[Opening MATERIAL FOR THIS TASK section]
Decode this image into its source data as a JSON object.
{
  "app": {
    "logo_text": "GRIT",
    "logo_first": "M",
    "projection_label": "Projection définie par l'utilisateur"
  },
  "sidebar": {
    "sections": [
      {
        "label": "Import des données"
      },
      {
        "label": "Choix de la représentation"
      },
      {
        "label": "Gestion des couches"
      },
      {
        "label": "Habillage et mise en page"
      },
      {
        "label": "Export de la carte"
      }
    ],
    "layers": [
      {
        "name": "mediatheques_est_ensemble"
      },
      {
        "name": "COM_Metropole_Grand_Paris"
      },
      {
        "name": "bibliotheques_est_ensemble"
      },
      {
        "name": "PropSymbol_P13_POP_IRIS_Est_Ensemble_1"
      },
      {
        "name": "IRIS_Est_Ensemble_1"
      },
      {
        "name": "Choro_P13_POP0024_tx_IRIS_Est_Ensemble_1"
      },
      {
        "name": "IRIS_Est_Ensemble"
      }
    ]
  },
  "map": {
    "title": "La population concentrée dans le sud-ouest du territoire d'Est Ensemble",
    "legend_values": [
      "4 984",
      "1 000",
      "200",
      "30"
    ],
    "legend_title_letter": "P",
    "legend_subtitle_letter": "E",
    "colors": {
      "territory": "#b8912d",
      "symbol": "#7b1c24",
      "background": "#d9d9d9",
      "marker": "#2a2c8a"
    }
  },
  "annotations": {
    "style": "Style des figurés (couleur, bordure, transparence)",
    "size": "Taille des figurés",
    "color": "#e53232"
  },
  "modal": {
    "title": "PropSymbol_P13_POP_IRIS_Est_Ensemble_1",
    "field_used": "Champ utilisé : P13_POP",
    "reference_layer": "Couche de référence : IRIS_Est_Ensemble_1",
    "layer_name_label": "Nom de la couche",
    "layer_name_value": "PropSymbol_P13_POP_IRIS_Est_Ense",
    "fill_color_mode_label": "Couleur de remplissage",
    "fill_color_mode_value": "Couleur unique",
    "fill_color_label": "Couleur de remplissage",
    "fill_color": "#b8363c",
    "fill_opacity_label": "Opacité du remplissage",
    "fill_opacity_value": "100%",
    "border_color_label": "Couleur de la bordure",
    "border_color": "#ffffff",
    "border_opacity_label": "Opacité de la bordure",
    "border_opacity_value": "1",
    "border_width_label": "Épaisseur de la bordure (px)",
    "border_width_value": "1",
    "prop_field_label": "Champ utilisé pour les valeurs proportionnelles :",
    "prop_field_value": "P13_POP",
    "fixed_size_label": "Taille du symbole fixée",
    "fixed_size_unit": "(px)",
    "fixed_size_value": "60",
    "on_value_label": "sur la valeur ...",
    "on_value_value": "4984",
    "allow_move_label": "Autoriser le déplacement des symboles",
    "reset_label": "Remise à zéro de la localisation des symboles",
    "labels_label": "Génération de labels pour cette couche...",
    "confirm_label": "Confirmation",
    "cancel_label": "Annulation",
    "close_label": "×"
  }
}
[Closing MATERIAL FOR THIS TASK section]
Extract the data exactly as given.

Decode this image into its source data as a JSON object.
{
  "app": {
    "logo_text": "GRIT",
    "logo_first": "M",
    "projection_label": "Projection définie par l'utilisateur"
  },
  "sidebar": {
    "sections": [
      {
        "label": "Import des données"
      },
      {
        "label": "Choix de la représentation"
      },
      {
        "label": "Gestion des couches"
      },
      {
        "label": "Habillage et mise en page"
      },
      {
        "label": "Export de la carte"
      }
    ],
    "layers": [
      {
        "name": "mediatheques_est_ensemble"
      },
      {
        "name": "COM_Metropole_Grand_Paris"
      },
      {
        "name": "bibliotheques_est_ensemble"
      },
      {
        "name": "PropSymbol_P13_POP_IRIS_Est_Ensemble_1"
      },
      {
        "name": "IRIS_Est_Ensemble_1"
      },
      {
        "name": "Choro_P13_POP0024_tx_IRIS_Est_Ensemble_1"
      },
      {
        "name": "IRIS_Est_Ensemble"
      }
    ]
  },
  "map": {
    "title": "La population concentrée dans le sud-ouest du territoire d'Est Ensemble",
    "legend_values": [
      "4 984",
      "1 000",
      "200",
      "30"
    ],
    "legend_title_letter": "P",
    "legend_subtitle_letter": "E",
    "colors": {
      "territory": "#b8912d",
      "symbol": "#7b1c24",
      "background": "#d9d9d9",
      "marker": "#2a2c8a"
    }
  },
  "annotations": {
    "style": "Style des figurés (couleur, bordure, transparence)",
    "size": "Taille des figurés",
    "color": "#e53232"
  },
  "modal": {
    "title": "PropSymbol_P13_POP_IRIS_Est_Ensemble_1",
    "field_used": "Champ utilisé : P13_POP",
    "reference_layer": "Couche de référence : IRIS_Est_Ensemble_1",
    "layer_name_label": "Nom de la couche",
    "layer_name_value": "PropSymbol_P13_POP_IRIS_Est_Ense",
    "fill_color_mode_label": "Couleur de remplissage",
    "fill_color_mode_value": "Couleur unique",
    "fill_color_label": "Couleur de remplissage",
    "fill_color": "#b8363c",
    "fill_opacity_label": "Opacité du remplissage",
    "fill_opacity_value": "100%",
    "border_color_label": "Couleur de la bordure",
    "border_color": "#ffffff",
    "border_opacity_label": "Opacité de la bordure",
    "border_opacity_value": "1",
    "border_width_label": "Épaisseur de la bordure (px)",
    "border_width_value": "1",
    "prop_field_label": "Champ utilisé pour les valeurs proportionnelles :",
    "prop_field_value": "P13_POP",
    "fixed_size_label": "Taille du symbole fixée",
    "fixed_size_unit": "(px)",
    "fixed_size_value": "60",
    "on_value_label": "sur la valeur ...",
    "on_value_value": "4984",
    "allow_move_label": "Autoriser le déplacement des symboles",
    "reset_label": "Remise à zéro de la localisation des symboles",
    "labels_label": "Génération de labels pour cette couche...",
    "confirm_label": "Confirmation",
    "cancel_label": "Annulation",
    "close_label": "×"
  }
}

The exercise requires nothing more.